Microwave popcorn allows one to eat popcorn with a very consistent serving size in terms of mass and volume. This consistency would be great for those who are trying to monitor their food energy intake. When I first attempted to determine the energy content of popcorn I was very surprised at the low value. The serving size per bag is about 3 and the serving size is 1 cup popped or three cups. This works out to 90 Calories (377 KJ). My significant other (SO) immediately doubted this value. It had to be higher. In recent years it has been emphasized that we should go back to Olde English only nutrition labels. One can see this from the nutrition labels that Ye Olde English is still Kyng. Here is the nutrition label for Pop Secret’s Homestyle Microwave Popcorn:


So if the servings per bag is about three, and the serving size is two tablespoons unpopped, then it would be a total of 3*150 Calories or 450 Calories (1884 KJ). The fact that the serving size is given as 2 tablespoons unpopped and 1 cup popped seems to indicate an equivalence. So which is it? Ninety Calories per bag or 450 Calories per bag? This difference is a factor of five! The range given on the web for a single bag of Pop Secret Homestyle was from around 400-500 Calories or so. When I looked at the bag after popping, and used my 100 mm wide hand to measure it, the bag appeared to be somewhere around two liters in volume, but I had no idea how many cups that might be. I could immediately estimate the value in metric, but could not do the same with Ye Olde English.  My SO and myself then conducted an experiment, we popped a bag and measured it with a one cup measure. It turned out to be somewhere from about 10-12 cups of popped popcorn. It would seem that each bag contains about 6 tablespoons of unpopped popcorn, and 15 cups when popped, but the nutrition label does not say that.

When converted to metric the clarity has not increased much:

Nutrition Facts
Serving Size  15 mL unpopped  237 mL popped

Amount            15 mL     237 mL
Per Serving      Unpopped   Popped

Calories           150        30

So 15 mL of popcorn becomes about half of a 500 mL bottle of soda or water. Does that make sense or not? I was able to estimate the volume of a popped bag at about two liters or 2000 mL.  Given about 200 mL per serving 2 liters would be about ten servings or 300 Calories. Clearly the value would not be 90 Calories.

In my view this label has been designed to confuse. Who eats unpopped popcorn? Who even sees the unpopped popcorn in a sealed opaque paper bag? How would you estimate the unpopped amount when you can’t even see it! One would immediately look  at the label assume 3 cups per bag at 30 Calories per cup and compute 90 Calories total. There have been moves to go back to Ye Olde English from metric for US nutrition labels to make them more “understandable.” The Pop Secret label is unclear in metric and even more inaccessible in Ye Olde English. It could have been written:
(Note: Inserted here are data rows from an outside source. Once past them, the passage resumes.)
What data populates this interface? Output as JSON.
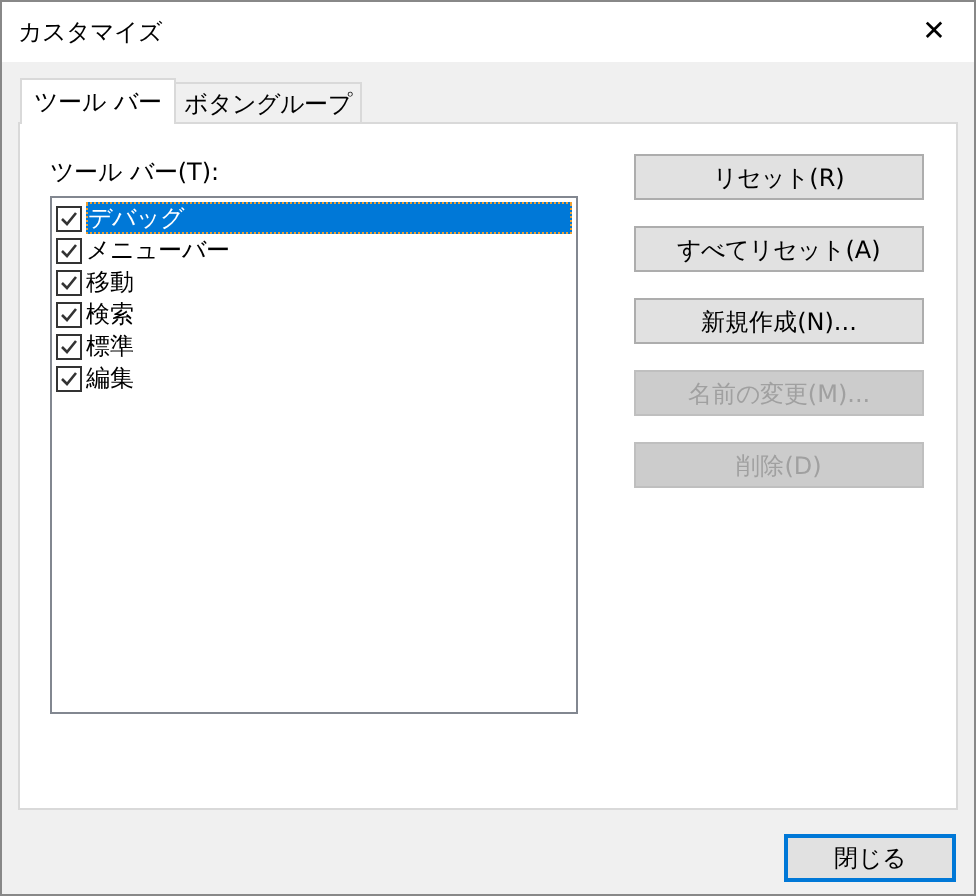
{
  "window": {
    "title": "カスタマイズ",
    "close_glyph": "✕"
  },
  "tabs": [
    {
      "label": "ツール バー",
      "selected": true
    },
    {
      "label": "ボタングループ",
      "selected": false
    }
  ],
  "toolbar_list": {
    "label": "ツール バー(T):",
    "items": [
      {
        "label": "デバッグ",
        "checked": true,
        "selected": true
      },
      {
        "label": "メニューバー",
        "checked": true,
        "selected": false
      },
      {
        "label": "移動",
        "checked": true,
        "selected": false
      },
      {
        "label": "検索",
        "checked": true,
        "selected": false
      },
      {
        "label": "標準",
        "checked": true,
        "selected": false
      },
      {
        "label": "編集",
        "checked": true,
        "selected": false
      }
    ]
  },
  "buttons": [
    {
      "label": "リセット(R)",
      "disabled": false
    },
    {
      "label": "すべてリセット(A)",
      "disabled": false
    },
    {
      "label": "新規作成(N)...",
      "disabled": false
    },
    {
      "label": "名前の変更(M)...",
      "disabled": true
    },
    {
      "label": "削除(D)",
      "disabled": true
    }
  ],
  "close_button": {
    "label": "閉じる"
  }
}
Nutrition Facts

Calories per bag: 450

Servings per bag: 3

Calories per serving 150.

Calories per cup 30

Volume of bag: approximately 2500 mL
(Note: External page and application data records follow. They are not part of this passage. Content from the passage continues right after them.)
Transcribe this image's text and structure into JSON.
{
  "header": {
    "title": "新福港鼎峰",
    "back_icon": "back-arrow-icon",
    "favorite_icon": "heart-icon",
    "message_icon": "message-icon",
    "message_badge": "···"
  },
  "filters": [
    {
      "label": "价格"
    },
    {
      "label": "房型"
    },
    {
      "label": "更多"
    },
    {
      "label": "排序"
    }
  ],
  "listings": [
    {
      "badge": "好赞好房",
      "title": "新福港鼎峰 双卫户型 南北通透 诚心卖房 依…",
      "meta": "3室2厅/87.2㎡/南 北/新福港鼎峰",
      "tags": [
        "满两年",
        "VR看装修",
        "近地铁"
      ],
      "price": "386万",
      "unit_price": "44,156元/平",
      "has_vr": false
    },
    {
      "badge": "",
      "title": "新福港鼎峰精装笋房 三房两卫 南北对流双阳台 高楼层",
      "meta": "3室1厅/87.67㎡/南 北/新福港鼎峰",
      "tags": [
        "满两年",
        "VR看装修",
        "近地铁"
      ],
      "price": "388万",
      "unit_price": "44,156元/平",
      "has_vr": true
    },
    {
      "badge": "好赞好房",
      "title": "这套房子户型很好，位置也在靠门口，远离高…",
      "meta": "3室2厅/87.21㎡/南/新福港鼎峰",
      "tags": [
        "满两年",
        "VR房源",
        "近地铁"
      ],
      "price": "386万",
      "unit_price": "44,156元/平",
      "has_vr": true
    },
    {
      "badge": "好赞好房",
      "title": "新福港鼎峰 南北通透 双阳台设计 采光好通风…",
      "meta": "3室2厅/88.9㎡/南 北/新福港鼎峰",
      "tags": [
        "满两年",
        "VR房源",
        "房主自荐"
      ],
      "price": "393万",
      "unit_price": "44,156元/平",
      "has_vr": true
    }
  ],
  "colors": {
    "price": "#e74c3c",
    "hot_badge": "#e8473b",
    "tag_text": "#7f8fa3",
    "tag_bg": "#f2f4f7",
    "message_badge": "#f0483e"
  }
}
The nutrition label as it is originally formatted appears to be designed to mislead consumers into believing that microwave popcorn contains far less calories than it does. This in turn causes the person to consume more calories and hence more product while blowing their estimated food energy intake.
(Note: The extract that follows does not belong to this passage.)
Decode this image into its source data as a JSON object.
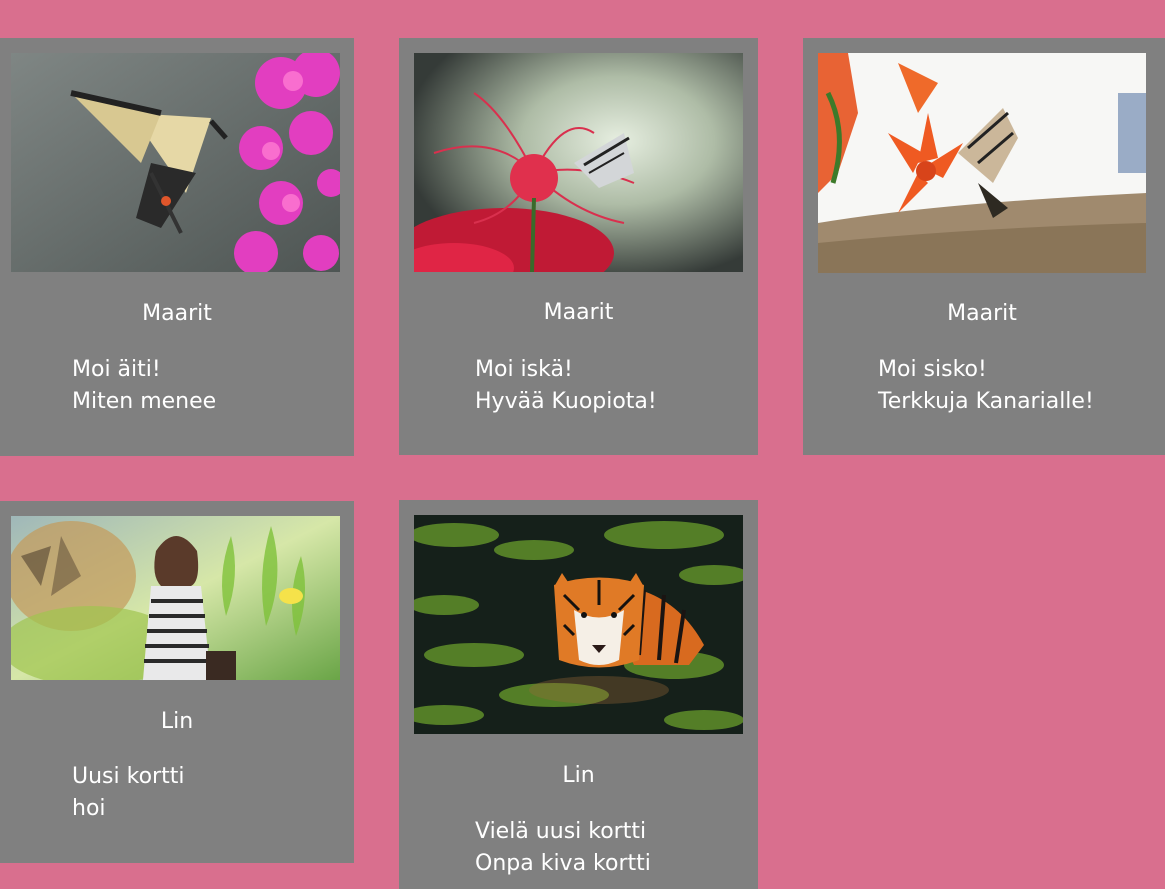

Profiting from measurement confusion and misinterpretation is often thought to be a thing of the past. It is clearly not—and never has been. I have a measuring scoop provided inside my laundry detergent box which has a volume twice that recommended for each wash. It has a line halfway up its side which is the recommended volume. People don’t notice the transparent line, or read the tiny instructions, and generally fill the scoop up to the top, using twice the recommended amount of soap. People who see the importance of implementing the metric system, and the teaching of basic numeracy as fringe issues in the United States, are but ignorant marks for our modern industrialized hucksters.


The Metric Maven has published a new book titled The Dimensions of The Cosmos. It examines the basic quantities of the world from yocto to Yotta with a mixture of scientific anecdotes and may be purchased here.